 +
 
 +
*[[United States Adoption Research]] Research Wiki article.
 +
*[http://www.cyndislist.com/railroads/orphan-trains/ Orphan Trains] Cyndi's List of Genealogical Sites on the Internet.<br><br>
  
 
=== Sources  ===
 
=== Sources  ===

Revision as of 14:55, 4 October 2012

National Orphan Train Complex

Orphan train research helps find foster children between 1853 and 1930 who rode trains from New York City, Boston, or Chicago to new homes in other states or Canada. The genealogy of many of these 200,000 orphaned, abandoned, or homeless children can often be traced back to the Children's Aid Society, or the New York Foundling Hospital, among others.
Orphan Train Museum at the Union Pacific Railroad station, grand opening in 2007 at Concordia, Kansas.

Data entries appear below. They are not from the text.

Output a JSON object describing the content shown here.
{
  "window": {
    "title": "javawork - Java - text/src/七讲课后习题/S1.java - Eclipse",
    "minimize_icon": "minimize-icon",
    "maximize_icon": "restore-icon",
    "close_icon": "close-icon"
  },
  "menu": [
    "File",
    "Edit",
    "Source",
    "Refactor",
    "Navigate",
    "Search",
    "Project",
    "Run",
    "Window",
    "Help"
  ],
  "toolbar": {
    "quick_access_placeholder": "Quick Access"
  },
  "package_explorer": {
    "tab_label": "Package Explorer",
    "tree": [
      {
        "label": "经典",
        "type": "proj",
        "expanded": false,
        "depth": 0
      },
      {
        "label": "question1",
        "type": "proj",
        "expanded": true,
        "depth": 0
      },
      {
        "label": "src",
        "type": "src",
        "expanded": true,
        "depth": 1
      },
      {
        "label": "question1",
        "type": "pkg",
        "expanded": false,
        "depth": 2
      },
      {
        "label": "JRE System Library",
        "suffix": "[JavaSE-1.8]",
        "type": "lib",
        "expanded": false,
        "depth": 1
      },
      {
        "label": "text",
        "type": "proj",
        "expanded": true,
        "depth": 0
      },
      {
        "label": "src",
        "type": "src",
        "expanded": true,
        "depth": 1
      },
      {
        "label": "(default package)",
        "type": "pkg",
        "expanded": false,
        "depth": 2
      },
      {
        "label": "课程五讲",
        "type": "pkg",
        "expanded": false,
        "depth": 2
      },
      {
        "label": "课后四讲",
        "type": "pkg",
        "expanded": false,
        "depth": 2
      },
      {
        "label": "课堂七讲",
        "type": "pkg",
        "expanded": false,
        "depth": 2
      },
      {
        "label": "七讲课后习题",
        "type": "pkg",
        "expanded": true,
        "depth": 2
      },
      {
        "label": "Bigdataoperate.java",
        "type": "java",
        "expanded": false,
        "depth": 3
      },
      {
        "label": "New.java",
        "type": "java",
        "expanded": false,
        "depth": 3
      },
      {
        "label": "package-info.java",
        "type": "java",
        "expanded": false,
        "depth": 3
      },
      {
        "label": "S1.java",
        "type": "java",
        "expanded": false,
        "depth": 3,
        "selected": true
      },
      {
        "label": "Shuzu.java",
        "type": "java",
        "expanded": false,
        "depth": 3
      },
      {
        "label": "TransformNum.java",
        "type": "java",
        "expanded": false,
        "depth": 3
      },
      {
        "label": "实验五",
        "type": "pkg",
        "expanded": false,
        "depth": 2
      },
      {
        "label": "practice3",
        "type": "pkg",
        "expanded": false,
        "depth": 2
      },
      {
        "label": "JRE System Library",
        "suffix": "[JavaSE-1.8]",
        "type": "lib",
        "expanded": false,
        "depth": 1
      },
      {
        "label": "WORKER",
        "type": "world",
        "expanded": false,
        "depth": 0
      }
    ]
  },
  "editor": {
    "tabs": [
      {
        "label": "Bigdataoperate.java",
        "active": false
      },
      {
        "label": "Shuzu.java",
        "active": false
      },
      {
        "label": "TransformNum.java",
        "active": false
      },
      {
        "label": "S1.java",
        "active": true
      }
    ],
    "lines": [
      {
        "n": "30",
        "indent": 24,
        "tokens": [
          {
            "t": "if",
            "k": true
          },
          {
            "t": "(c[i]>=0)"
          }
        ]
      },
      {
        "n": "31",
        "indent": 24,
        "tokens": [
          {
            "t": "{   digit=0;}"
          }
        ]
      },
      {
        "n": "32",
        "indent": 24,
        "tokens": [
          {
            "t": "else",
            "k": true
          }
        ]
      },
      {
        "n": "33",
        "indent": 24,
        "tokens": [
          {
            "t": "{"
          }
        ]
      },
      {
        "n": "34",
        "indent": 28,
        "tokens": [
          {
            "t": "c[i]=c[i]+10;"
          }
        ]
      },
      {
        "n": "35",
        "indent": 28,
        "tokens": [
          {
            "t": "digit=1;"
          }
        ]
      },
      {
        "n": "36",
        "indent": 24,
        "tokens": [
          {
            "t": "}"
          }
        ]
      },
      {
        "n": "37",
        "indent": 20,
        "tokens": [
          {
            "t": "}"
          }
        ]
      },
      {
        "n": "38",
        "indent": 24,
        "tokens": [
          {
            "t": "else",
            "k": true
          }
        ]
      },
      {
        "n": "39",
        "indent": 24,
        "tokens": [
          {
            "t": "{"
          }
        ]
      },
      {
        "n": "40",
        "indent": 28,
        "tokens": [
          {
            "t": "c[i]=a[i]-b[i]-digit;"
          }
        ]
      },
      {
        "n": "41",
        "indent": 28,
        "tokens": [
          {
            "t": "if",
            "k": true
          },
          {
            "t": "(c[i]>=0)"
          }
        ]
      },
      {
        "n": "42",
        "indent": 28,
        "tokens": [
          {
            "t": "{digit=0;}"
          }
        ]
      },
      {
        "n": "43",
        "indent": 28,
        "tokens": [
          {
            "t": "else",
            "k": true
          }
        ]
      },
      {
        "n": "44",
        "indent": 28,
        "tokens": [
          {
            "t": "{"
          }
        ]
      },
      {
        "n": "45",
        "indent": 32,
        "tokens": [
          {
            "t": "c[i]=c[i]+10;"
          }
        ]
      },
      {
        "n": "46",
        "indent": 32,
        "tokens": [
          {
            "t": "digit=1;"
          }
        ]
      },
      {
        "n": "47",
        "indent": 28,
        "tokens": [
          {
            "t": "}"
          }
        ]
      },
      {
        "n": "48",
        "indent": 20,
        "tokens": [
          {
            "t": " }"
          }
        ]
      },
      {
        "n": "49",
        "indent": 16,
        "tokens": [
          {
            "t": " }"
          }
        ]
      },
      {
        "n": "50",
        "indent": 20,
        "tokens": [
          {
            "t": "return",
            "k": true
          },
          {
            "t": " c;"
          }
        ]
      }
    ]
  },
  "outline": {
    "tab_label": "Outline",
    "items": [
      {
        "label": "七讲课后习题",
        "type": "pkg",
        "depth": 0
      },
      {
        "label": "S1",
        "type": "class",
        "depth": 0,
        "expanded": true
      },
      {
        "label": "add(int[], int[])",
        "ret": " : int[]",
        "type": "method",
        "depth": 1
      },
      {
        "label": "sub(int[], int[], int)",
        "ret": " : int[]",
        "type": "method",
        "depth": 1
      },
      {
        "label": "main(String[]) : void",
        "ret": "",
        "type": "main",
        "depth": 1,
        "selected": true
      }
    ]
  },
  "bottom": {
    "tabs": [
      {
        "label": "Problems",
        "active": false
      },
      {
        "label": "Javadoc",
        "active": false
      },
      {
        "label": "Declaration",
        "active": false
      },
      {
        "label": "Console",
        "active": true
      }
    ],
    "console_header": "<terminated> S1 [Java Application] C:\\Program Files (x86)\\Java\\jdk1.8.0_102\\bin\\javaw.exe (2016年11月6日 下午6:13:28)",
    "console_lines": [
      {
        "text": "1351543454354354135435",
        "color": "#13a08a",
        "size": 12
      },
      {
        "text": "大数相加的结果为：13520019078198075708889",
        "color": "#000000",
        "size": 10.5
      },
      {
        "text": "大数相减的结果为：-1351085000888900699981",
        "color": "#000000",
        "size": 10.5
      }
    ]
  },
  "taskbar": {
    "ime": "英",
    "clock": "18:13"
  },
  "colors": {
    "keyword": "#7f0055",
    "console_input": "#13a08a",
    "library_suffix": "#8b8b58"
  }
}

Contact Information

E-mail:[1]  orphantraindepot@gmail.com

Address:[1]

National Orphan Train Complex
300 Washington St.
PO. Box 322
Concordia, KS 66901

Telephone:[1]  785-243-4471

Hours and holidays:[1]  

Tuesday thru Friday: 10:00am-Noon, and 1:00pm-4:00pm
Saturday: 10:00am-4:00pm
Closed:  Sunday, Monday, and all national holidays

Directions:  Google Map

Internet sites and databases:

Collection Description

The National Orphan Train Museum and Research Center (a.k.a. Complex) collect, preserve, interpret, and disseminate knowledge about the orphan trains, the children and the agents who rode them.[2] This includes the history of the orphan train movement, and the stories of the children, photos, artifacts, and an archival collection. Also, they maintain a rider registry, a speakers' bureau, and the organization's online news.

NOTC has 66 volumes of orphan train rider records of the American Female Guarding Society (AFGS), photos, about 20,000 rider records, 9,700 names in computer databases, and Internet access to Ancestry.com.[3]

Tips

  • Please contact Amanda Wahlmeier, curator, before visiting so she can see if NOTC archives have records of your person.
  • NOTC charges $20 for their research resources.
  • General admission: $5.00 Adults;  $3.00 Children under 12;  $4.00 Group rate for 10 or more people.[1]

Alternate Repositories

If you cannot visit or find a source at the National Orphan Train Complex, a similar source may be available at one of the following.

Overlapping Collections

Neighboring Collections

For Further Reading

Related Websites

Sources

  1. 1.0 1.1 1.2 1.3 1.4 General Information at National Orphan Train Complex, Inc. (accessed 25 September 2012).
  2. NOTC Home at National Orphan Train Complex, Inc. (accessed 26 September 2012).
  3. Amanda Wahlmeier, Orphan Train Research Center curator, orphantraindepot@gmail.com, 28 September 2012, e-mail to David Dilts, DiltsGD@familysearch.org.